Any Damn Fool
To be a lifeguard you must be trained and certified. To be a teacher in most school systems you must be trained and certified. To do important financial record keeping you must be a Certified Public Accountant. To be a carpenter you must be apprenticed and licensed. The same is true of plumbers, electricians, and almost all building trade workers. Doctors, lawyers, nurses, the list of licensed or certified vocations is endless.
But, any damn fool can be a manager.
There is no training requirement, no minimum standards, no testing, nor any regulation of the people who control the lives of those that depend on them for the guidance and instruction in the workplace.
But We Have Employment Laws
Some might say that we have employment laws to protect workers and in some situations we have unions. Employees can and do sue companies when a manager acts inappropriately. Federal, State, County, and Municipal agencies can also address issues of inappropriate acts of management. Problem solved! So what is the big deal?
In every case of poor management there is one common denominator. The individual manager that should know better, but doesn’t. If an individual manager acts in a way that is wrong, possibly even illegal, they can be sued or even fired, but that person can move on and still be a manager somewhere else. What is worse, if the company condoned the behavior, there may be little the worker can do because there is no individual accountability of a manager. In any other trained vocation there is individual accountability. If an electrician is asked by his employer to not follow code the person knows that it is her or his license at risk; therefore, there is a check and balance in the workplace. This same check and balance does not exist for a person in management.
Bringing Down the Economy Through Bad Management

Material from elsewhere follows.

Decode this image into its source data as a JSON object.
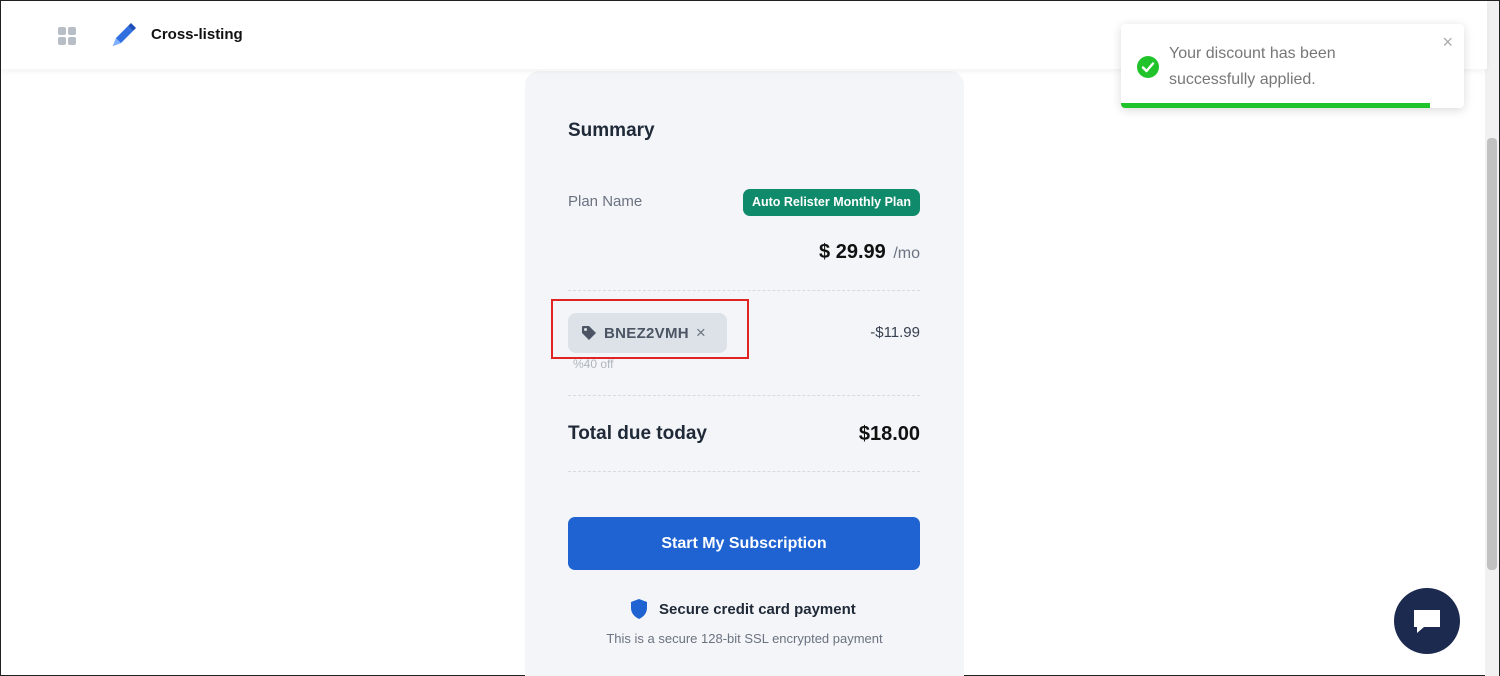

In dissecting the causes of our current economic crisis we have learned that many managers coerced their workers to act in a manner that jeopardized not only the company, but the global economy. What if a manager was risking his or her management certification to follow the directives of the company? Certainly a certification is not going to stop bad management behavior, but it might cause a manager think about the consequences before they risk losing their career.
This problem extends beyond simple coercion. While many larger companies may have training programs for their managers to educate them on employment law and company policies on the treatment of workers, smaller companies do not have the resources to train their managers and often have the worst of the worst managers. The problem is that even the basic employment laws may not be understood by managers of small companies and if sued, the business may go bankrupt, leaving all the workers to suffer and the culpable manager free to look for his or her next job.
A Better Work Environment; Better, Wiser Managers; and Save Money
Certified managers might seem an absurd idea because it would impact so many employers and how they hire and promote management staff, however, consider the following:
- State certified managers would be trained in Federal, State, and local laws and regulations thereby saving the companies from need to perform this function and save the expense of the labor and education costs.
- Certified managers would be aware of laws; therefore, fewer issues of managers acting out of ignorance. Saving time, conflict-resolution, and litigation.
- Certified managers would mean even small companies would have access to managers who meet the standards of all managers regardless of company size.
- Company condoned acts that violate the law, codes, or common sense would have to coerce the managers to risk his or her certification.
- The Human Resources department could be significantly reduced and many internal policies on management behavior and standards eliminated.
Maybe it’s time we raise the bar on what it means to be in management and create minimum requirements and standards for managers.